    As for those not like us, if I'm honest, there are those I struggle with, too. And the divisions in the world are not helping my perceptions. I did have to laugh at your aversion to tattoos. We've had that discussion many times, and we had to pretty much accept that some of our nearest and dearest have made that decision. Not one we would choose, but OTOH, like many other things, it can change your perception/immediate judgement when someone you love makes that choice and you know them to be a good person with a strong work ethic. (I guess that statement gives away my prior position on them...haha.)

    Your definition of success and position on being remembered are spot on IMHO.

    Cheers!
    Hope

    ReplyDelete
    Replies
    1. I refuse to bury my head in the sand and ignore what is happening in the news, but it does make it tough to remain upbeat som days, I will admit.

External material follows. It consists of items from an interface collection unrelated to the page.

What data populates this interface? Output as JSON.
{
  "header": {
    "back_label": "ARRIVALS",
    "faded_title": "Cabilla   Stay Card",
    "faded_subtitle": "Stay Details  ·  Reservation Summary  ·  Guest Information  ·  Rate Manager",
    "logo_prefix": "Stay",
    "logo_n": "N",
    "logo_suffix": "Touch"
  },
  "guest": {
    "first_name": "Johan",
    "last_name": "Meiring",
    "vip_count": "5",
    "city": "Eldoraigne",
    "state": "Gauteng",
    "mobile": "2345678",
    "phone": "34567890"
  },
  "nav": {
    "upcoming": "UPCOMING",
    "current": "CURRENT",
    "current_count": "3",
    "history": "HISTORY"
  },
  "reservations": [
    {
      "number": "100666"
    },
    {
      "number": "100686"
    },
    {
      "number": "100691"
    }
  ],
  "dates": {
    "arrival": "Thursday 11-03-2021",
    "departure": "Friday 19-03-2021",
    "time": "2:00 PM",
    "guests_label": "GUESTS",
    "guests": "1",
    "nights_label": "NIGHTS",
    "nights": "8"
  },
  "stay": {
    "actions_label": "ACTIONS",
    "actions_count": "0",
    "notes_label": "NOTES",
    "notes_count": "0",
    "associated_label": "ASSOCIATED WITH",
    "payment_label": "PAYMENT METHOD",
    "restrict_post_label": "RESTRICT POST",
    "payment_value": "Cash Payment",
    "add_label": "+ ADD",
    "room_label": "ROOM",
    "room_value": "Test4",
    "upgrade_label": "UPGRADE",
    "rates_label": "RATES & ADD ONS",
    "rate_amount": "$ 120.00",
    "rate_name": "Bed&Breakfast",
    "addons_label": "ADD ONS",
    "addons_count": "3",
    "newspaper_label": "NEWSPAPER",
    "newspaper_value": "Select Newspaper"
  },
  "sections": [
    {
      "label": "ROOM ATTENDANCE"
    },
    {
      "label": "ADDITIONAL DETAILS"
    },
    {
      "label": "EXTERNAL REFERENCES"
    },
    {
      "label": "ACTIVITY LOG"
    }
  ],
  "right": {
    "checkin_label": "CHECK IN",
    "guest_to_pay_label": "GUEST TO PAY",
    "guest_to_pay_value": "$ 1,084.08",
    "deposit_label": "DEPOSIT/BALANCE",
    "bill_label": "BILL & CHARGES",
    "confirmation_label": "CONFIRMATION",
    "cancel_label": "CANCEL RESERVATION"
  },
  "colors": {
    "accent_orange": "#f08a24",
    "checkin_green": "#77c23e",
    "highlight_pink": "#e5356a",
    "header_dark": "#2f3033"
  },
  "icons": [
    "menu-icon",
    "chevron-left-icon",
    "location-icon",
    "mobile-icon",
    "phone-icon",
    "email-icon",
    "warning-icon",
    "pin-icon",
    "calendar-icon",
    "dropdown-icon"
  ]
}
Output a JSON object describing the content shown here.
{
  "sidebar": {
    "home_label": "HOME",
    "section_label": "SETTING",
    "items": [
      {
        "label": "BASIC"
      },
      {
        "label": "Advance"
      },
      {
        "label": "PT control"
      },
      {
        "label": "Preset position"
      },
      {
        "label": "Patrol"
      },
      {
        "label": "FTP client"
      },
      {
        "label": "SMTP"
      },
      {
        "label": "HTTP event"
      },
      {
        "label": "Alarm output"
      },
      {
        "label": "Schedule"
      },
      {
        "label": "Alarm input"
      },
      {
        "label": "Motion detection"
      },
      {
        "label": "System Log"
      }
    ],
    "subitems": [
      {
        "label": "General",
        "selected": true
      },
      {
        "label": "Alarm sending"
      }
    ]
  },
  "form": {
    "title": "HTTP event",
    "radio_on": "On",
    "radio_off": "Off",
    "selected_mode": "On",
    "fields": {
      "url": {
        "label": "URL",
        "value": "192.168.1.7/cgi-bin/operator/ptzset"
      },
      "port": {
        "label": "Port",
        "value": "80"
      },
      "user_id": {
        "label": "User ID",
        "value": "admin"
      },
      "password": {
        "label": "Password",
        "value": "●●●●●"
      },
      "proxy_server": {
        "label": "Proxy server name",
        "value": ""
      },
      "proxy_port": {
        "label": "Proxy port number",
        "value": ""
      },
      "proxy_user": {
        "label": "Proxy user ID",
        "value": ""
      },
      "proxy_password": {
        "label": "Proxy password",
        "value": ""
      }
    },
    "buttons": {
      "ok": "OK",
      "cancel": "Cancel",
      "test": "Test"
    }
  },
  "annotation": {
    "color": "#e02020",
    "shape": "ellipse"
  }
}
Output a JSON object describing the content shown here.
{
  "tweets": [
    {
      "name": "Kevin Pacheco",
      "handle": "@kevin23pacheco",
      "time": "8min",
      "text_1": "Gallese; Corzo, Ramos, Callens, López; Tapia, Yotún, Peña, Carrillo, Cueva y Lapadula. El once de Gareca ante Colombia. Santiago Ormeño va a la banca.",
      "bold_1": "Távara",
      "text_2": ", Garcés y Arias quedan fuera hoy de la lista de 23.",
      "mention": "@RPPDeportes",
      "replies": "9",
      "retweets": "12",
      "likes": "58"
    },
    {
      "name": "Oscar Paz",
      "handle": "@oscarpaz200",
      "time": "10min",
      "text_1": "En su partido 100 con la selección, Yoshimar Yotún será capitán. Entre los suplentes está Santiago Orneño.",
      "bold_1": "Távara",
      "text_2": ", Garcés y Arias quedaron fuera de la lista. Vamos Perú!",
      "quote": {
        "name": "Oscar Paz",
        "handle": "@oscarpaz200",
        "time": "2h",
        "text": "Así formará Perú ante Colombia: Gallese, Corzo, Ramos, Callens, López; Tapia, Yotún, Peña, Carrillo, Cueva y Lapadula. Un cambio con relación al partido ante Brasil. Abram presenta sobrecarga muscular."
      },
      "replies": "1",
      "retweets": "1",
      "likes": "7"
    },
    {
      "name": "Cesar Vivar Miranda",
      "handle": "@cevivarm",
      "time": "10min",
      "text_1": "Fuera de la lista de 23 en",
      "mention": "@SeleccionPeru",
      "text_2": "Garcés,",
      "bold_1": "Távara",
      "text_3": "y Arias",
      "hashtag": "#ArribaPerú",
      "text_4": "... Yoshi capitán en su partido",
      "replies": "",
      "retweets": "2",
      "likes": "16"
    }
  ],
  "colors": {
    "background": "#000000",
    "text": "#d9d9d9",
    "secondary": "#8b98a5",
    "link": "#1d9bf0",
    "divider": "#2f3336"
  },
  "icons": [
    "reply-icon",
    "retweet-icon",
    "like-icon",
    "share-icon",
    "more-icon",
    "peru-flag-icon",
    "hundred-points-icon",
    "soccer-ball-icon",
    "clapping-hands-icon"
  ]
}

      I'm afraid I will never be completely comfortable with tattoos. My daughters never had the urge and I doubt the grandkids will either. I know it shouldn't but it still shocks me when I see an older woman with a visible display of ink.

      Delete
  10. Aging doesn't bother me, other than a few aches and pains, which is normal. Being dead doesn't bother me either, but the dying process does. Mostly the issue of not having a personal choice to chose when I'm ready to go.

    People not like us can open up a whole new world of views, insights and knowledge that could serve us all well.

    Success to me is just living "well." Appreciation of life, curiosity and always learning.

    Being remembered will be harder for me as I have no children and most of my family is gone. But it doesn't matter. Very few people that have been dead 100 years are remembered now. In the far future, brains will probably be uploaded for perpetual reference and study. Now that's immortality.

    ReplyDelete
    Replies
    1. Like you, the aging process doesn't bother me much since there not a lot I can do about it. But, the uncertainty of my death: how, in what form, painful or quick, a burden to others? THose are the questions that haunt me a bit.

      Delete

Inappropriate comments will be deleted